§ Extracted information:
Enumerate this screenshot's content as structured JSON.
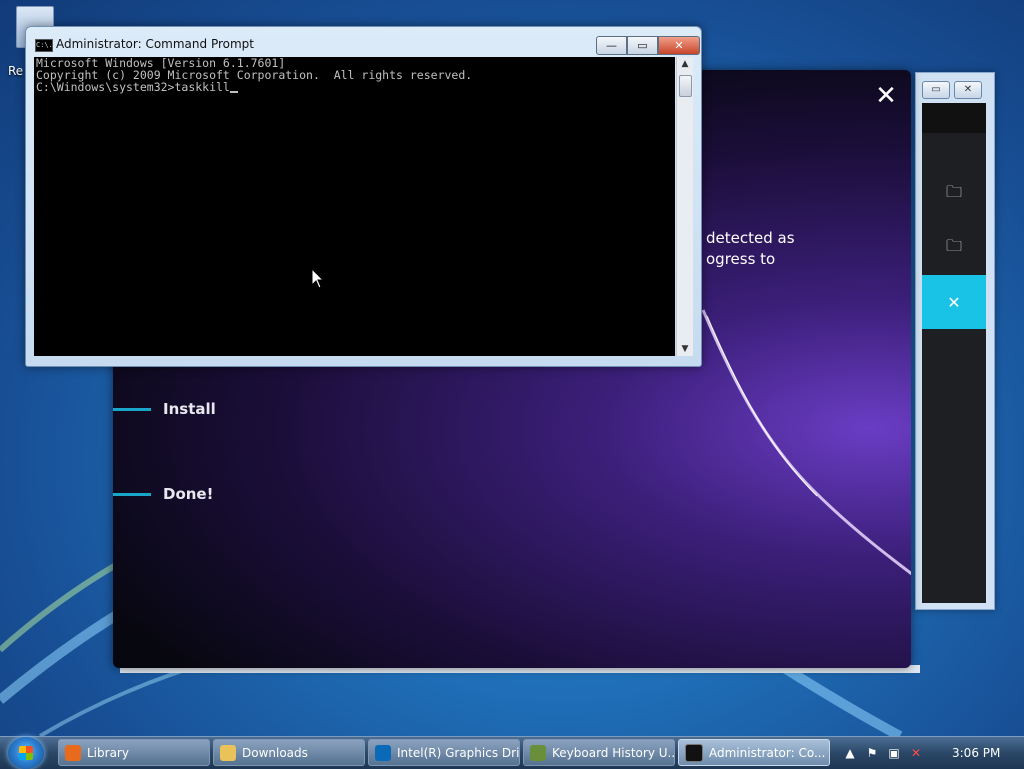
{
  "desktop": {
    "recycle_bin_label": "Re"
  },
  "explorer_window": {
    "caption_buttons": [
      "▭",
      "✕"
    ],
    "items": [
      {
        "icon": "folder-icon",
        "glyph": "🗀"
      },
      {
        "icon": "folder-icon",
        "glyph": "🗀"
      },
      {
        "icon": "close-icon",
        "glyph": "✕"
      }
    ]
  },
  "installer": {
    "close_glyph": "✕",
    "message_line1": "detected as",
    "message_line2": "ogress to",
    "steps": [
      {
        "label": "Install"
      },
      {
        "label": "Done!"
      }
    ]
  },
  "cmd_window": {
    "title": "Administrator: Command Prompt",
    "icon_text": "C:\\.",
    "buttons": {
      "minimize": "—",
      "maximize": "▭",
      "close": "✕"
    },
    "lines": [
      "Microsoft Windows [Version 6.1.7601]",
      "Copyright (c) 2009 Microsoft Corporation.  All rights reserved.",
      "",
      "C:\\Windows\\system32>taskkill"
    ]
  },
  "taskbar": {
    "tasks": [
      {
        "label": "Library",
        "icon": "firefox-icon",
        "color": "#e86a1c",
        "active": false
      },
      {
        "label": "Downloads",
        "icon": "folder-icon",
        "color": "#e9c25a",
        "active": false
      },
      {
        "label": "Intel(R) Graphics Dri...",
        "icon": "intel-icon",
        "color": "#0a6ab8",
        "active": false
      },
      {
        "label": "Keyboard History U...",
        "icon": "keyboard-history-icon",
        "color": "#6a8f3a",
        "active": false
      },
      {
        "label": "Administrator: Co...",
        "icon": "cmd-icon",
        "color": "#111111",
        "active": true
      }
    ],
    "tray": {
      "time": "3:06 PM",
      "icons": [
        "show-hidden-icons-arrow",
        "action-center-flag-icon",
        "network-icon",
        "volume-muted-icon"
      ]
    }
  }
}
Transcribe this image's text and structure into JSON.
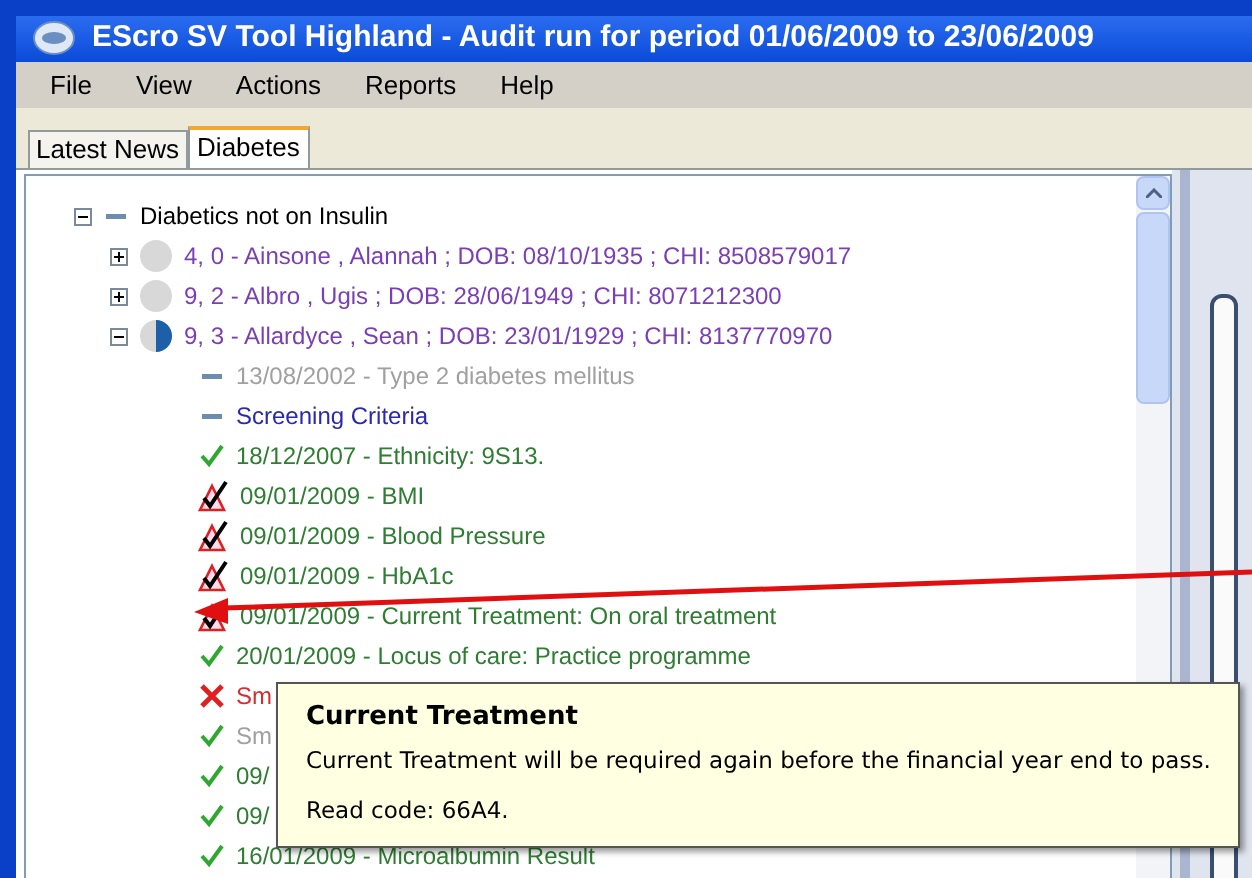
{
  "window": {
    "title": "EScro SV Tool Highland - Audit run for period 01/06/2009 to 23/06/2009"
  },
  "menu": [
    "File",
    "View",
    "Actions",
    "Reports",
    "Help"
  ],
  "tabs": [
    {
      "label": "Latest News",
      "selected": false
    },
    {
      "label": "Diabetes",
      "selected": true
    }
  ],
  "tree": {
    "label": "Diabetics not on Insulin",
    "expanded": true,
    "children": [
      {
        "label": "4, 0 - Ainsone , Alannah  ; DOB: 08/10/1935 ; CHI: 8508579017",
        "expanded": false,
        "kind": "empty",
        "color": "#7b3fb5"
      },
      {
        "label": "9, 2 - Albro , Ugis  ; DOB: 28/06/1949 ; CHI: 8071212300",
        "expanded": false,
        "kind": "empty",
        "color": "#7b3fb5"
      },
      {
        "label": "9, 3 - Allardyce , Sean  ; DOB: 23/01/1929 ; CHI: 8137770970",
        "expanded": true,
        "kind": "half",
        "color": "#7b3fb5",
        "children": [
          {
            "kind": "dash",
            "text": "13/08/2002 - Type 2 diabetes mellitus",
            "color": "#a0a0a0"
          },
          {
            "kind": "dash",
            "text": "Screening Criteria",
            "color": "#2a2ab0"
          },
          {
            "kind": "check",
            "text": "18/12/2007 - Ethnicity: 9S13.",
            "color": "#2e7d32"
          },
          {
            "kind": "warn",
            "text": "09/01/2009 - BMI",
            "color": "#2e7d32"
          },
          {
            "kind": "warn",
            "text": "09/01/2009 - Blood Pressure",
            "color": "#2e7d32"
          },
          {
            "kind": "warn",
            "text": "09/01/2009 - HbA1c",
            "color": "#2e7d32"
          },
          {
            "kind": "warn",
            "text": "09/01/2009 - Current Treatment: On oral treatment",
            "color": "#2e7d32"
          },
          {
            "kind": "check",
            "text": "20/01/2009 - Locus of care: Practice programme",
            "color": "#2e7d32"
          },
          {
            "kind": "cross",
            "text": "Sm",
            "color": "#d32f2f"
          },
          {
            "kind": "check",
            "text": "Sm",
            "color": "#a0a0a0"
          },
          {
            "kind": "check",
            "text": "09/",
            "color": "#2e7d32"
          },
          {
            "kind": "check",
            "text": "09/",
            "color": "#2e7d32"
          },
          {
            "kind": "check",
            "text": "16/01/2009 - Microalbumin Result",
            "color": "#2e7d32"
          }
        ]
      }
    ]
  },
  "tooltip": {
    "title": "Current Treatment",
    "body": "Current Treatment will be required again before the financial year end to pass.",
    "read_code": "Read code: 66A4."
  }
}
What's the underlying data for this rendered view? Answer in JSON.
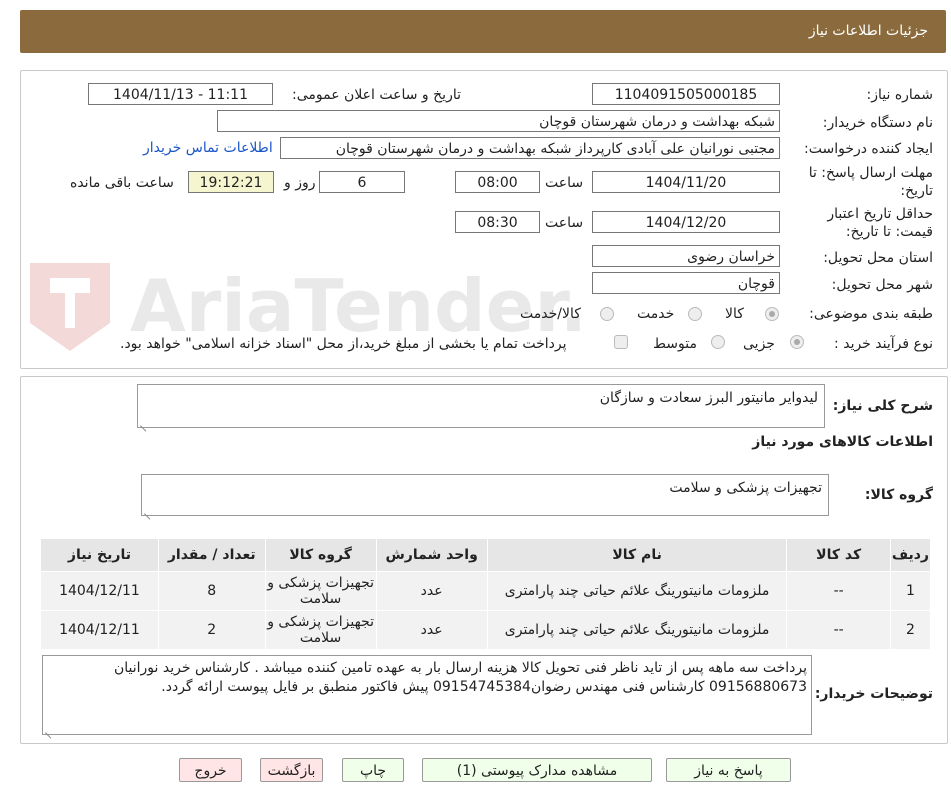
{
  "header": {
    "title": "جزئیات اطلاعات نیاز"
  },
  "watermark": {
    "text": "AriaTender.neT"
  },
  "fields": {
    "need_number_label": "شماره نیاز:",
    "need_number": "1104091505000185",
    "announce_label": "تاریخ و ساعت اعلان عمومی:",
    "announce_value": "1404/11/13 - 11:11",
    "buyer_org_label": "نام دستگاه خریدار:",
    "buyer_org": "شبکه بهداشت و درمان شهرستان قوچان",
    "creator_label": "ایجاد کننده درخواست:",
    "creator": "مجتبی نورانیان علی آبادی کارپرداز شبکه بهداشت و درمان شهرستان قوچان",
    "contact_link": "اطلاعات تماس خریدار",
    "send_deadline_label_1": "مهلت ارسال پاسخ: تا",
    "send_deadline_label_2": "تاریخ:",
    "send_date": "1404/11/20",
    "time_label": "ساعت",
    "send_time": "08:00",
    "days": "6",
    "days_label": "روز و",
    "remaining_time": "19:12:21",
    "remaining_label": "ساعت باقی مانده",
    "validity_label_1": "حداقل تاریخ اعتبار",
    "validity_label_2": "قیمت: تا تاریخ:",
    "validity_date": "1404/12/20",
    "validity_time": "08:30",
    "province_label": "استان محل تحویل:",
    "province": "خراسان رضوی",
    "city_label": "شهر محل تحویل:",
    "city": "قوچان",
    "category_label": "طبقه بندی موضوعی:",
    "category_options": [
      "کالا",
      "خدمت",
      "کالا/خدمت"
    ],
    "process_label": "نوع فرآیند خرید :",
    "process_options": [
      "جزیی",
      "متوسط"
    ],
    "treasury_text": "پرداخت تمام یا بخشی از مبلغ خرید،از محل \"اسناد خزانه اسلامی\" خواهد بود."
  },
  "details": {
    "summary_label": "شرح کلی نیاز:",
    "summary": "لیدوایر مانیتور البرز سعادت و سازگان",
    "goods_info_title": "اطلاعات کالاهای مورد نیاز",
    "goods_group_label": "گروه کالا:",
    "goods_group": "تجهیزات پزشکی و سلامت"
  },
  "table": {
    "headers": [
      "ردیف",
      "کد کالا",
      "نام کالا",
      "واحد شمارش",
      "گروه کالا",
      "تعداد / مقدار",
      "تاریخ نیاز"
    ],
    "rows": [
      [
        "1",
        "--",
        "ملزومات مانیتورینگ علائم حیاتی چند پارامتری",
        "عدد",
        "تجهیزات پزشکی و سلامت",
        "8",
        "1404/12/11"
      ],
      [
        "2",
        "--",
        "ملزومات مانیتورینگ علائم حیاتی چند پارامتری",
        "عدد",
        "تجهیزات پزشکی و سلامت",
        "2",
        "1404/12/11"
      ]
    ]
  },
  "buyer_notes": {
    "label": "توضیحات خریدار:",
    "text": "پرداخت سه ماهه پس از تاید ناظر فنی تحویل کالا هزینه ارسال بار به عهده تامین کننده میباشد . کارشناس خرید نورانیان 09156880673 کارشناس فنی مهندس رضوان09154745384 پیش فاکتور منطبق بر فایل پیوست ارائه گردد."
  },
  "buttons": {
    "reply": "پاسخ به نیاز",
    "view_docs": "مشاهده مدارک پیوستی (1)",
    "print": "چاپ",
    "back": "بازگشت",
    "exit": "خروج"
  }
}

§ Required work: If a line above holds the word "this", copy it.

§ Solution to the problem:
Enumerate this screenshot's content as structured JSON.
Transcribe this image's text and structure into JSON.
What's the underlying data for this rendered view? Answer in JSON.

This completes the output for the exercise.